(Entries from a dataset of interfaces)

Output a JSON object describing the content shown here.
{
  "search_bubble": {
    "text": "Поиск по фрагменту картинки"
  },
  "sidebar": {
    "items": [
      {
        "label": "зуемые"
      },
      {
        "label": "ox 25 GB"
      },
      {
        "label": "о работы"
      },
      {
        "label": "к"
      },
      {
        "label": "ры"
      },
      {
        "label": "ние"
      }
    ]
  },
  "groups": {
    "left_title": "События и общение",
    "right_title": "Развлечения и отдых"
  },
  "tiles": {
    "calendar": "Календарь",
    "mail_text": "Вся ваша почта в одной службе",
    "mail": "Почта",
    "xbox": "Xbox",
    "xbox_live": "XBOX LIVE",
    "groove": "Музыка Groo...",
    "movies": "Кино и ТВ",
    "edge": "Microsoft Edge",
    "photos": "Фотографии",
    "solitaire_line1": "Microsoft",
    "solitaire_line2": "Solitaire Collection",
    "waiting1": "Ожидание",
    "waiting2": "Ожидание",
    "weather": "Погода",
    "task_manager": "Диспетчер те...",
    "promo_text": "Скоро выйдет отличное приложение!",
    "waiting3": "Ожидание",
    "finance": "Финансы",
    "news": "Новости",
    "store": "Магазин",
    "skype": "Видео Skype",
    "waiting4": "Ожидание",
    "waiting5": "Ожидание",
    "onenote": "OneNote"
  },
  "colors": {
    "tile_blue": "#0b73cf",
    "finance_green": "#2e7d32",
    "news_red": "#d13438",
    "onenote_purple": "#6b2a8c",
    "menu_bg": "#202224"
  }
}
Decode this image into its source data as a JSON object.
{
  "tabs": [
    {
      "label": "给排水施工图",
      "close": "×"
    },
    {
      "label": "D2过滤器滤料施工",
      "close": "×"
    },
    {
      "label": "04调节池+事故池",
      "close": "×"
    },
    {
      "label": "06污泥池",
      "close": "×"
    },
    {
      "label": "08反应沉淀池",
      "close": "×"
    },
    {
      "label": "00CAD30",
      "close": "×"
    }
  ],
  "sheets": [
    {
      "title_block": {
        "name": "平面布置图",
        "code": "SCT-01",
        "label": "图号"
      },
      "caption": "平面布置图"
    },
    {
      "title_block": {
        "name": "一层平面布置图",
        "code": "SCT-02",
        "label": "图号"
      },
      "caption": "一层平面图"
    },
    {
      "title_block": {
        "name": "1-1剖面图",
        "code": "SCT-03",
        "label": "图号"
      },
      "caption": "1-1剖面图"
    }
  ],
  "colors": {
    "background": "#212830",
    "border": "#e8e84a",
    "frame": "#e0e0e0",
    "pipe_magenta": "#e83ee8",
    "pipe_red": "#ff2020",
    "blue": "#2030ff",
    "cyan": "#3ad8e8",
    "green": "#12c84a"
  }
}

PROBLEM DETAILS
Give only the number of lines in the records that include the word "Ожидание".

EXPECTED ANSWER
5